Who or what is creative? Is it a person with especially brilliant ideas? An inventor, scientist, or artist? Is it a certain way of thinking? Is it imagination, inspiration, intuition, or systematic problem solving? Is it the environment, in which problems are worked on? Is it the perceived problem itself, the starting point, which enables creative problem solving? Or is it the result, as a product of problem-solving processes? All of these have been used in defining creativity.
Person, process, press, problem, and product are integrated in basic models of creativity (see Mooney, 1958; Preiser & Buchholz, 2004; Urban, 2003a) in the United States as well as in German-speaking countries. The models' focus lies on creative cognitive processes, which are initiated by a problem. These can be subdivided into different phases. In the end they should lead to a creative product.

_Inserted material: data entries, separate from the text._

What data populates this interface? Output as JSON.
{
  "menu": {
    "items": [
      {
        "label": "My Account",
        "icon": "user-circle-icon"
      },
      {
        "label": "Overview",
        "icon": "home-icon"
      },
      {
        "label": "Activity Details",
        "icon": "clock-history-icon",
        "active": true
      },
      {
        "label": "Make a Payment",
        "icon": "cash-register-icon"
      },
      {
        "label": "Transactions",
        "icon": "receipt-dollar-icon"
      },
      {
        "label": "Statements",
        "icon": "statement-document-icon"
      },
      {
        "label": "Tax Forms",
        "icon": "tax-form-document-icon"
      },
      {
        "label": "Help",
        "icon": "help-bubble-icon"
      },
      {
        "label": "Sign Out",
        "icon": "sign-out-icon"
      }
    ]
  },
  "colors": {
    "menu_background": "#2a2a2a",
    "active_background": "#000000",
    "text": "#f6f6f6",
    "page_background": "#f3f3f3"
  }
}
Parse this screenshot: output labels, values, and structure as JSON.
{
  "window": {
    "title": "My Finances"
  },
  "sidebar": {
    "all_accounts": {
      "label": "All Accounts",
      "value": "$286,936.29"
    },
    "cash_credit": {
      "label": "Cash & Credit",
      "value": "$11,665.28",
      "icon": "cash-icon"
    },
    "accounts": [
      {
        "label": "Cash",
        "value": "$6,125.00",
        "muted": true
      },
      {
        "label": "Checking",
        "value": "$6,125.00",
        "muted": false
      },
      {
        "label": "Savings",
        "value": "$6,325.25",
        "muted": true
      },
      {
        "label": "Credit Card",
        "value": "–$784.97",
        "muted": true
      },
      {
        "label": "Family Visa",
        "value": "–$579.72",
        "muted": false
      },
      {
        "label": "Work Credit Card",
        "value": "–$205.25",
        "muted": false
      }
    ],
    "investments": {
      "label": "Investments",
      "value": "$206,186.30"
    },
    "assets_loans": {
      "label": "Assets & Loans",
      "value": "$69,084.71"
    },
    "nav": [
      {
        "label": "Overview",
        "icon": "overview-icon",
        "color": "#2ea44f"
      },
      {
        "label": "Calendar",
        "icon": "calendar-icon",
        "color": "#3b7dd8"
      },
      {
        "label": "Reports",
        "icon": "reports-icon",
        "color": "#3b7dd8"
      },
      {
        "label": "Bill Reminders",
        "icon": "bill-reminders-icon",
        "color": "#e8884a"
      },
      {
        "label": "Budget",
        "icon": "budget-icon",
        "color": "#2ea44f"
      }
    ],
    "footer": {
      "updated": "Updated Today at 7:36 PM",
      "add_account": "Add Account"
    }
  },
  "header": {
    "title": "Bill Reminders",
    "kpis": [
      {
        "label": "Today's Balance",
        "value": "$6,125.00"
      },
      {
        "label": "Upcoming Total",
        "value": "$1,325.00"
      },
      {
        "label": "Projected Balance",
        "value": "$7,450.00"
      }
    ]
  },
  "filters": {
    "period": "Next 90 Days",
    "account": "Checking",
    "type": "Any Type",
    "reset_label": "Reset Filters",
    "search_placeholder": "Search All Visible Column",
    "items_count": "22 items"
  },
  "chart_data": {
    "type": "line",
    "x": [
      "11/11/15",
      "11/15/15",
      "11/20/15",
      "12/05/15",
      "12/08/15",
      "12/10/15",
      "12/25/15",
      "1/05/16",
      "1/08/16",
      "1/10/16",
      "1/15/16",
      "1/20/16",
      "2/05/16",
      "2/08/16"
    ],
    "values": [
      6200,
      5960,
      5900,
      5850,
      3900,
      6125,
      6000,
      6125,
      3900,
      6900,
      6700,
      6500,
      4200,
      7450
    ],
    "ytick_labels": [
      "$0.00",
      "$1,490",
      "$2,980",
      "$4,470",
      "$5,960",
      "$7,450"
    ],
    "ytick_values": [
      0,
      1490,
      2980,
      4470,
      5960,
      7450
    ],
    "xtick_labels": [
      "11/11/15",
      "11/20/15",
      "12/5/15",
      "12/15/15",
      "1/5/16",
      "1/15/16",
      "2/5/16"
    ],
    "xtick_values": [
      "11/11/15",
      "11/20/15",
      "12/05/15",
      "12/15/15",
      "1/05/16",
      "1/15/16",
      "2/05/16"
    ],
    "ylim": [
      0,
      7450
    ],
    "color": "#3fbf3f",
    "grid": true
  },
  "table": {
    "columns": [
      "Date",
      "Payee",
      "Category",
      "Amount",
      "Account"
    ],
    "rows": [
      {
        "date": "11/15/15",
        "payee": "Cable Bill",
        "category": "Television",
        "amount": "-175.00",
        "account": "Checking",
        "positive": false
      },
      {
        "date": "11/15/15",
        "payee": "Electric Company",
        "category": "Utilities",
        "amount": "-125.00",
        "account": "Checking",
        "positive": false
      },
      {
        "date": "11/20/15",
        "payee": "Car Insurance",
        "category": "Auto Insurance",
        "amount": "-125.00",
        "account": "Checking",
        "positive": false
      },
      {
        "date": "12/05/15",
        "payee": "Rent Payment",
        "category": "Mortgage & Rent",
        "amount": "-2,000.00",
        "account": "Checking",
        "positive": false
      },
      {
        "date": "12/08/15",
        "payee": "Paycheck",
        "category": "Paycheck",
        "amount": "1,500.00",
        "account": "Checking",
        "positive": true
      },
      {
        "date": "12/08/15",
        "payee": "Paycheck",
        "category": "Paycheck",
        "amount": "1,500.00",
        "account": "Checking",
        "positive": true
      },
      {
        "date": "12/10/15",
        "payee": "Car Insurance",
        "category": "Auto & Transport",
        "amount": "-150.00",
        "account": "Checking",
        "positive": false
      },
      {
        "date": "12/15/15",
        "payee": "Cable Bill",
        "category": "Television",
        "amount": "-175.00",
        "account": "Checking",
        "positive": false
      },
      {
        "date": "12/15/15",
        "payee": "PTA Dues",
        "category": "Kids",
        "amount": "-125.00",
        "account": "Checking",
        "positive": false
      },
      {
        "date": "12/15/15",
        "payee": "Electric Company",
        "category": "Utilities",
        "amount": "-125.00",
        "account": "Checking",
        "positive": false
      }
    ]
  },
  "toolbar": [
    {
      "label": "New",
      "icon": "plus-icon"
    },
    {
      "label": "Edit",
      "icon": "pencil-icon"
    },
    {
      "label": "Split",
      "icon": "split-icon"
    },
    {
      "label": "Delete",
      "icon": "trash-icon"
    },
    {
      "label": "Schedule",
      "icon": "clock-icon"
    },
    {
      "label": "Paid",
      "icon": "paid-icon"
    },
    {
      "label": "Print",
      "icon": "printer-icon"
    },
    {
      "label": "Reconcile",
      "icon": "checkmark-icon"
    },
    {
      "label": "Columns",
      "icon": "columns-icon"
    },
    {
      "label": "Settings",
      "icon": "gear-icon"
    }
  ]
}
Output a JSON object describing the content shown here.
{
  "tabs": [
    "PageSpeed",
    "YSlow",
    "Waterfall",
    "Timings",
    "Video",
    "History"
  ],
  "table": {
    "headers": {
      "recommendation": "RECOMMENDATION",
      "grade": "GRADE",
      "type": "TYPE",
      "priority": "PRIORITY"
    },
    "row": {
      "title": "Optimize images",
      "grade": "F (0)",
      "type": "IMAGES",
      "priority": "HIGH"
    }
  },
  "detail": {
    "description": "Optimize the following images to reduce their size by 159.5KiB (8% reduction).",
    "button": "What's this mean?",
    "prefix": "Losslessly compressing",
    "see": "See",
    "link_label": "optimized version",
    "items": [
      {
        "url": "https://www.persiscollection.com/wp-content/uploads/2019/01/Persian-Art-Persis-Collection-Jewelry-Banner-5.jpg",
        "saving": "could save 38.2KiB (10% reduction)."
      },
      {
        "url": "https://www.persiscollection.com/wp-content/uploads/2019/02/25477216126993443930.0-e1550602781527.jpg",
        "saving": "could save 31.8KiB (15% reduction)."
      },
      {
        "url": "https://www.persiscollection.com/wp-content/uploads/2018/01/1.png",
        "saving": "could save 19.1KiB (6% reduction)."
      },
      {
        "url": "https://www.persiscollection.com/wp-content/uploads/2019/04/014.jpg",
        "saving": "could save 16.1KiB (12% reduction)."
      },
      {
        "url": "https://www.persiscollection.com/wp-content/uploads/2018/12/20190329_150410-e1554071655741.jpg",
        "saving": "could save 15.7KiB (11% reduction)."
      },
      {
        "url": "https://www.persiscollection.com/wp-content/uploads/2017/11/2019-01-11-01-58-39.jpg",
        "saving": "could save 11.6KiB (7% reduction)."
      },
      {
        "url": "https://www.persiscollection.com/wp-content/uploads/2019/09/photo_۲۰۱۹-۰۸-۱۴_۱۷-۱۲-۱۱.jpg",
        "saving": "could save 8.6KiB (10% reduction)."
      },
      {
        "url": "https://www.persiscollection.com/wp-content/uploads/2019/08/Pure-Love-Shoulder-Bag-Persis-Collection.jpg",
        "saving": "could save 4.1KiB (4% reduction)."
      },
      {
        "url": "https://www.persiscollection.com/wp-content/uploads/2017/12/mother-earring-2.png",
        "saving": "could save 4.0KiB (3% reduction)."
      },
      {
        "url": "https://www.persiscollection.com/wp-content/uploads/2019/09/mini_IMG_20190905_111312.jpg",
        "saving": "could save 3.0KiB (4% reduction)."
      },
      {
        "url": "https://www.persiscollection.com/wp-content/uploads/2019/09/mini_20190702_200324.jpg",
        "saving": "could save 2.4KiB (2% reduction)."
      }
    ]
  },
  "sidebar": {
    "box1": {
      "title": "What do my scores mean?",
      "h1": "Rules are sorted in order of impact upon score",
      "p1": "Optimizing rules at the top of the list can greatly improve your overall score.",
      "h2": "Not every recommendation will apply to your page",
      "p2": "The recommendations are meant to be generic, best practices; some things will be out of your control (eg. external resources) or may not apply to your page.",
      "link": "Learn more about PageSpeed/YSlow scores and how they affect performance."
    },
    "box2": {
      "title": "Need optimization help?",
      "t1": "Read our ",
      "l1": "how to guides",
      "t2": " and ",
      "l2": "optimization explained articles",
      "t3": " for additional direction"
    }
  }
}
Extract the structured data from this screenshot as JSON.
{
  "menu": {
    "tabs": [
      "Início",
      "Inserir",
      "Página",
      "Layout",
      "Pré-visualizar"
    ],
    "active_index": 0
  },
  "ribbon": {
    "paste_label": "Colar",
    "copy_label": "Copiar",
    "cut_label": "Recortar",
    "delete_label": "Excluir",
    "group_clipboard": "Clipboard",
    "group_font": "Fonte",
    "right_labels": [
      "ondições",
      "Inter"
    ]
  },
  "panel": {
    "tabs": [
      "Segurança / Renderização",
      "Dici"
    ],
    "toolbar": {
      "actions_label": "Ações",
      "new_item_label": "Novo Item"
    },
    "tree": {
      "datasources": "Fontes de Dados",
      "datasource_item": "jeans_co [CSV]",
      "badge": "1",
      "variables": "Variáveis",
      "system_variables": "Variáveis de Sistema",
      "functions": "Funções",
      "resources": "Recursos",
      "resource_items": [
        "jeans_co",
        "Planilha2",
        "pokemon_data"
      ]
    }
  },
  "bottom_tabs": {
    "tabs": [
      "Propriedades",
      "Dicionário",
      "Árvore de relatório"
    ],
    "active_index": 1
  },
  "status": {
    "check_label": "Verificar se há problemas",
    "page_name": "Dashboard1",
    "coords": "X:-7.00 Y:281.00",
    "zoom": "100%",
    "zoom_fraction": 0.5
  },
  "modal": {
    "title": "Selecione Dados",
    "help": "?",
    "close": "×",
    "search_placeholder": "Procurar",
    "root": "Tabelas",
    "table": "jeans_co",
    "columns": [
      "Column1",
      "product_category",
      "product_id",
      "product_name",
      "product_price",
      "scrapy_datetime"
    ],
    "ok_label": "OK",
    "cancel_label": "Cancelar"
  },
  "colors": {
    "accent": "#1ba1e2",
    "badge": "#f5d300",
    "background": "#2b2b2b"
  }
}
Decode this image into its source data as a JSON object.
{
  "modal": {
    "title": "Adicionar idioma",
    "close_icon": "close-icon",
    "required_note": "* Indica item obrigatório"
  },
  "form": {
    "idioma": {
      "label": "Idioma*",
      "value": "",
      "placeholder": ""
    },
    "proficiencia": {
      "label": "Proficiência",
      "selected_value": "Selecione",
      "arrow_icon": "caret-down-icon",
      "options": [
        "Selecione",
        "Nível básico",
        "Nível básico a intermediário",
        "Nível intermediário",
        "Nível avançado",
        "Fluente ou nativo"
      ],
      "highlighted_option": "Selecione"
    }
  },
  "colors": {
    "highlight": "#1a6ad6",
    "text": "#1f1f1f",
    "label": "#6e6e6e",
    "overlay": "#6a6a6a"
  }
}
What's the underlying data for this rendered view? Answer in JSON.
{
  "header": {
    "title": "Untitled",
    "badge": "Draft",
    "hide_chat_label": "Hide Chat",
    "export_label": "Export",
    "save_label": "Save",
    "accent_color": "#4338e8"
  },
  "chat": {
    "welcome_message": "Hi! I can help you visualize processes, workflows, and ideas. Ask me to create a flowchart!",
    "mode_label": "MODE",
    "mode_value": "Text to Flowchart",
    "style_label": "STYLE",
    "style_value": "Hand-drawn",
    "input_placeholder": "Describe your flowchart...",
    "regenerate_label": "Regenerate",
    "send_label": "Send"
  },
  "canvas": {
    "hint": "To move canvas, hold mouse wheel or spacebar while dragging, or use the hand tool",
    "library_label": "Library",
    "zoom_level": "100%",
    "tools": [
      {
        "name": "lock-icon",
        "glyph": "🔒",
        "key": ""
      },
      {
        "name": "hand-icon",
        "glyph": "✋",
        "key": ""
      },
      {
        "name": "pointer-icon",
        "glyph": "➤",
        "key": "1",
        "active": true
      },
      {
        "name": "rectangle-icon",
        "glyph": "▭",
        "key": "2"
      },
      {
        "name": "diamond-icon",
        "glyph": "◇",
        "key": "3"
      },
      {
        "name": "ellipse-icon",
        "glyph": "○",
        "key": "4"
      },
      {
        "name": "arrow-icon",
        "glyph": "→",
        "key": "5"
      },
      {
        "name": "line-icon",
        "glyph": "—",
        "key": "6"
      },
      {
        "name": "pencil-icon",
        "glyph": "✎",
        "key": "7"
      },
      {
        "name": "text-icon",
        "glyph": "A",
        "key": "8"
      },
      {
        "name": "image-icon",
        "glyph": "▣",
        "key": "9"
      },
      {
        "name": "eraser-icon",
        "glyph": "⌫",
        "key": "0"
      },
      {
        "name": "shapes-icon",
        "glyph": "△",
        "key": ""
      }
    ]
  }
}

The creative processes are influenced by general and specific knowledge; by expertise, abilities, cognitive styles, and strategies; and by creativity-relevant personality traits, motives, interests, and task commitments (cf. the componential model of creativity by Urban, 2003a). Supporting or hindering environmental conditions and creativity techniques are also important. Only the result shows if an idea can be seen as successful and creative, explaining why the definitions of creativity revolve around the final result. The central criteria, which have been adopted from the United States, are novelty, suitability or usefulness, and social acceptance. What is accepted as useful or original depends on the historical situation as well as the social context.